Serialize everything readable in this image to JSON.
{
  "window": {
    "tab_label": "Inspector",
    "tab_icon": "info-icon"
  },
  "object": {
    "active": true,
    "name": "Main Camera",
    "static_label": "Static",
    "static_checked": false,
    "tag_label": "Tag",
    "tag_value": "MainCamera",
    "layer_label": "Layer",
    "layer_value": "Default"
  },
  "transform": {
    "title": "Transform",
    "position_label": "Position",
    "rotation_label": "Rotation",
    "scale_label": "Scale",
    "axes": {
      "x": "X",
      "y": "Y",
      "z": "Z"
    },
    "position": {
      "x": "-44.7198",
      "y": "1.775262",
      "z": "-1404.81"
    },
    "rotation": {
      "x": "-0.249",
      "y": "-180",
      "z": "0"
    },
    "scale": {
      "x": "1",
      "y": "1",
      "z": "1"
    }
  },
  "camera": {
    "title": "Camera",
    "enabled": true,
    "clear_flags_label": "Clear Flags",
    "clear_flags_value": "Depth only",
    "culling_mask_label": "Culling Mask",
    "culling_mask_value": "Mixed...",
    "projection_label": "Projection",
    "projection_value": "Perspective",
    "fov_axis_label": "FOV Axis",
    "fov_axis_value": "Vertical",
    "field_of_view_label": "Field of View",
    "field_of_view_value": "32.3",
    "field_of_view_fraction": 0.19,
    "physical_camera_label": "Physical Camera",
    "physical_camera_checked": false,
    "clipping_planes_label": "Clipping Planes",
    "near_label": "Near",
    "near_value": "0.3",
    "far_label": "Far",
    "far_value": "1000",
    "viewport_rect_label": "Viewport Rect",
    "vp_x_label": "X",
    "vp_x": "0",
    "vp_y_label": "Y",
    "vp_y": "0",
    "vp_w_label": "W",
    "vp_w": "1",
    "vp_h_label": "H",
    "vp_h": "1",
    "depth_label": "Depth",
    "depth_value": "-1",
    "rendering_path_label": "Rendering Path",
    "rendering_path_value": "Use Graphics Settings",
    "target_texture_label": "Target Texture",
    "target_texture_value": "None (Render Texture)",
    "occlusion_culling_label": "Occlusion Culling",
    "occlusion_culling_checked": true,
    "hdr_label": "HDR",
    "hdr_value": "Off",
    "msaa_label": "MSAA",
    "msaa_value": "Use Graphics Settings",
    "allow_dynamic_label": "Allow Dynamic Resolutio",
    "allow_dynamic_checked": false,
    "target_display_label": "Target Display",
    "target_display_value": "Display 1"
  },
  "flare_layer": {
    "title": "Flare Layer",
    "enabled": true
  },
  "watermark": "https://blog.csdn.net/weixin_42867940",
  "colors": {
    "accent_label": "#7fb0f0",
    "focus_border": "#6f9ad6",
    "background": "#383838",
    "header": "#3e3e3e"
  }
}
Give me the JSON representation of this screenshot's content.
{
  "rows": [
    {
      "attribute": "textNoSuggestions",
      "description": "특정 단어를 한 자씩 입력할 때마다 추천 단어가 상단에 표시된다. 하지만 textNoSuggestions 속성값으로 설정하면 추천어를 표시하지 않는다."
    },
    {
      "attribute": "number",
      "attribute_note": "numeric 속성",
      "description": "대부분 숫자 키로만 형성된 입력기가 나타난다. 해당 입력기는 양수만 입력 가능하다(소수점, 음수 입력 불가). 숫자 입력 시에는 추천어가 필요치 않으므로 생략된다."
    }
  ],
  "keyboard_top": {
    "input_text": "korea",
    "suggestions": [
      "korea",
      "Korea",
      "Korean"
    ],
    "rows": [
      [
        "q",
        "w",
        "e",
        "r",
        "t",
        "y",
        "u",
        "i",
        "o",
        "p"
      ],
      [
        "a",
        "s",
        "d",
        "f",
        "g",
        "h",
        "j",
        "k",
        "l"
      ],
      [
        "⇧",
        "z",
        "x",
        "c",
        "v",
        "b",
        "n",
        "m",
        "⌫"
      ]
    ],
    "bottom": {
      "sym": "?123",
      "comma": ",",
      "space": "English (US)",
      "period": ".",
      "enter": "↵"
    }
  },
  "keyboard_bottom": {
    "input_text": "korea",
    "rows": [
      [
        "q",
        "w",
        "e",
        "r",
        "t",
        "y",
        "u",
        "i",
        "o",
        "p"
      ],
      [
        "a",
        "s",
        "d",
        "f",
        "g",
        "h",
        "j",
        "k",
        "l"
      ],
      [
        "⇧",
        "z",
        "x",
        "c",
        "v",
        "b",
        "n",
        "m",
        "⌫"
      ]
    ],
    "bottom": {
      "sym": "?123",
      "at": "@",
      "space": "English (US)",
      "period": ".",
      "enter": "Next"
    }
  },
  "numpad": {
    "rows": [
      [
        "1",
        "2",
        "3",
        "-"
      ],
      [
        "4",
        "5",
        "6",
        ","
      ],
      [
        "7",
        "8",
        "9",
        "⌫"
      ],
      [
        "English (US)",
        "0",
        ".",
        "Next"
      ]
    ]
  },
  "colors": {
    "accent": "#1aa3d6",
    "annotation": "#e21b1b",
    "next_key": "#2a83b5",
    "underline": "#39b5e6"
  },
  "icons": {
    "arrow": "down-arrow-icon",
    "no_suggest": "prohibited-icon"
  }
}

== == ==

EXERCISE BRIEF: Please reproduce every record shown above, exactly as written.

WRITTEN RESPONSE:
Serialize everything readable in this image to JSON.
{
  "window": {
    "tab_label": "Inspector",
    "tab_icon": "info-icon"
  },
  "object": {
    "active": true,
    "name": "Main Camera",
    "static_label": "Static",
    "static_checked": false,
    "tag_label": "Tag",
    "tag_value": "MainCamera",
    "layer_label": "Layer",
    "layer_value": "Default"
  },
  "transform": {
    "title": "Transform",
    "position_label": "Position",
    "rotation_label": "Rotation",
    "scale_label": "Scale",
    "axes": {
      "x": "X",
      "y": "Y",
      "z": "Z"
    },
    "position": {
      "x": "-44.7198",
      "y": "1.775262",
      "z": "-1404.81"
    },
    "rotation": {
      "x": "-0.249",
      "y": "-180",
      "z": "0"
    },
    "scale": {
      "x": "1",
      "y": "1",
      "z": "1"
    }
  },
  "camera": {
    "title": "Camera",
    "enabled": true,
    "clear_flags_label": "Clear Flags",
    "clear_flags_value": "Depth only",
    "culling_mask_label": "Culling Mask",
    "culling_mask_value": "Mixed...",
    "projection_label": "Projection",
    "projection_value": "Perspective",
    "fov_axis_label": "FOV Axis",
    "fov_axis_value": "Vertical",
    "field_of_view_label": "Field of View",
    "field_of_view_value": "32.3",
    "field_of_view_fraction": 0.19,
    "physical_camera_label": "Physical Camera",
    "physical_camera_checked": false,
    "clipping_planes_label": "Clipping Planes",
    "near_label": "Near",
    "near_value": "0.3",
    "far_label": "Far",
    "far_value": "1000",
    "viewport_rect_label": "Viewport Rect",
    "vp_x_label": "X",
    "vp_x": "0",
    "vp_y_label": "Y",
    "vp_y": "0",
    "vp_w_label": "W",
    "vp_w": "1",
    "vp_h_label": "H",
    "vp_h": "1",
    "depth_label": "Depth",
    "depth_value": "-1",
    "rendering_path_label": "Rendering Path",
    "rendering_path_value": "Use Graphics Settings",
    "target_texture_label": "Target Texture",
    "target_texture_value": "None (Render Texture)",
    "occlusion_culling_label": "Occlusion Culling",
    "occlusion_culling_checked": true,
    "hdr_label": "HDR",
    "hdr_value": "Off",
    "msaa_label": "MSAA",
    "msaa_value": "Use Graphics Settings",
    "allow_dynamic_label": "Allow Dynamic Resolutio",
    "allow_dynamic_checked": false,
    "target_display_label": "Target Display",
    "target_display_value": "Display 1"
  },
  "flare_layer": {
    "title": "Flare Layer",
    "enabled": true
  },
  "watermark": "https://blog.csdn.net/weixin_42867940",
  "colors": {
    "accent_label": "#7fb0f0",
    "focus_border": "#6f9ad6",
    "background": "#383838",
    "header": "#3e3e3e"
  }
}
Give me the JSON representation of this screenshot's content.
{
  "rows": [
    {
      "attribute": "textNoSuggestions",
      "description": "특정 단어를 한 자씩 입력할 때마다 추천 단어가 상단에 표시된다. 하지만 textNoSuggestions 속성값으로 설정하면 추천어를 표시하지 않는다."
    },
    {
      "attribute": "number",
      "attribute_note": "numeric 속성",
      "description": "대부분 숫자 키로만 형성된 입력기가 나타난다. 해당 입력기는 양수만 입력 가능하다(소수점, 음수 입력 불가). 숫자 입력 시에는 추천어가 필요치 않으므로 생략된다."
    }
  ],
  "keyboard_top": {
    "input_text": "korea",
    "suggestions": [
      "korea",
      "Korea",
      "Korean"
    ],
    "rows": [
      [
        "q",
        "w",
        "e",
        "r",
        "t",
        "y",
        "u",
        "i",
        "o",
        "p"
      ],
      [
        "a",
        "s",
        "d",
        "f",
        "g",
        "h",
        "j",
        "k",
        "l"
      ],
      [
        "⇧",
        "z",
        "x",
        "c",
        "v",
        "b",
        "n",
        "m",
        "⌫"
      ]
    ],
    "bottom": {
      "sym": "?123",
      "comma": ",",
      "space": "English (US)",
      "period": ".",
      "enter": "↵"
    }
  },
  "keyboard_bottom": {
    "input_text": "korea",
    "rows": [
      [
        "q",
        "w",
        "e",
        "r",
        "t",
        "y",
        "u",
        "i",
        "o",
        "p"
      ],
      [
        "a",
        "s",
        "d",
        "f",
        "g",
        "h",
        "j",
        "k",
        "l"
      ],
      [
        "⇧",
        "z",
        "x",
        "c",
        "v",
        "b",
        "n",
        "m",
        "⌫"
      ]
    ],
    "bottom": {
      "sym": "?123",
      "at": "@",
      "space": "English (US)",
      "period": ".",
      "enter": "Next"
    }
  },
  "numpad": {
    "rows": [
      [
        "1",
        "2",
        "3",
        "-"
      ],
      [
        "4",
        "5",
        "6",
        ","
      ],
      [
        "7",
        "8",
        "9",
        "⌫"
      ],
      [
        "English (US)",
        "0",
        ".",
        "Next"
      ]
    ]
  },
  "colors": {
    "accent": "#1aa3d6",
    "annotation": "#e21b1b",
    "next_key": "#2a83b5",
    "underline": "#39b5e6"
  },
  "icons": {
    "arrow": "down-arrow-icon",
    "no_suggest": "prohibited-icon"
  }
}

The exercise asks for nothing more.